▸ What the task asks: Each entry below is to be printed verbatim.

==========

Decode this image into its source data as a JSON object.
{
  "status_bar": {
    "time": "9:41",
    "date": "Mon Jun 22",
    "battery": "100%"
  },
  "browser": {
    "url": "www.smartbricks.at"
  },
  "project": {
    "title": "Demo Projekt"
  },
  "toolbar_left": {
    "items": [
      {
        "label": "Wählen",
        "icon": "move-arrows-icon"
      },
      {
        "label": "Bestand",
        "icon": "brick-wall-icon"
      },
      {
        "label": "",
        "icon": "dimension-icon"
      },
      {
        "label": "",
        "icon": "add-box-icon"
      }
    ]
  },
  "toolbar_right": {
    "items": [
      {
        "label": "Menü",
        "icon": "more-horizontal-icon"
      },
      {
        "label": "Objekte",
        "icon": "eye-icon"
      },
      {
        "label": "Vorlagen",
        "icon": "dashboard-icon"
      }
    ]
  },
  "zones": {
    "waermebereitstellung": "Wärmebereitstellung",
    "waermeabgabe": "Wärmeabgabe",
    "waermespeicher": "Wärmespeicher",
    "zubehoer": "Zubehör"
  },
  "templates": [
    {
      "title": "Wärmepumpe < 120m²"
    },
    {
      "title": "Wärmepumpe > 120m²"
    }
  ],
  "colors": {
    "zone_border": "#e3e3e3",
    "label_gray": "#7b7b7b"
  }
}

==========

▸ Output below:
Decode this image into its source data as a JSON object.
{
  "status_bar": {
    "time": "9:41",
    "date": "Mon Jun 22",
    "battery": "100%"
  },
  "browser": {
    "url": "www.smartbricks.at"
  },
  "project": {
    "title": "Demo Projekt"
  },
  "toolbar_left": {
    "items": [
      {
        "label": "Wählen",
        "icon": "move-arrows-icon"
      },
      {
        "label": "Bestand",
        "icon": "brick-wall-icon"
      },
      {
        "label": "",
        "icon": "dimension-icon"
      },
      {
        "label": "",
        "icon": "add-box-icon"
      }
    ]
  },
  "toolbar_right": {
    "items": [
      {
        "label": "Menü",
        "icon": "more-horizontal-icon"
      },
      {
        "label": "Objekte",
        "icon": "eye-icon"
      },
      {
        "label": "Vorlagen",
        "icon": "dashboard-icon"
      }
    ]
  },
  "zones": {
    "waermebereitstellung": "Wärmebereitstellung",
    "waermeabgabe": "Wärmeabgabe",
    "waermespeicher": "Wärmespeicher",
    "zubehoer": "Zubehör"
  },
  "templates": [
    {
      "title": "Wärmepumpe < 120m²"
    },
    {
      "title": "Wärmepumpe > 120m²"
    }
  ],
  "colors": {
    "zone_border": "#e3e3e3",
    "label_gray": "#7b7b7b"
  }
}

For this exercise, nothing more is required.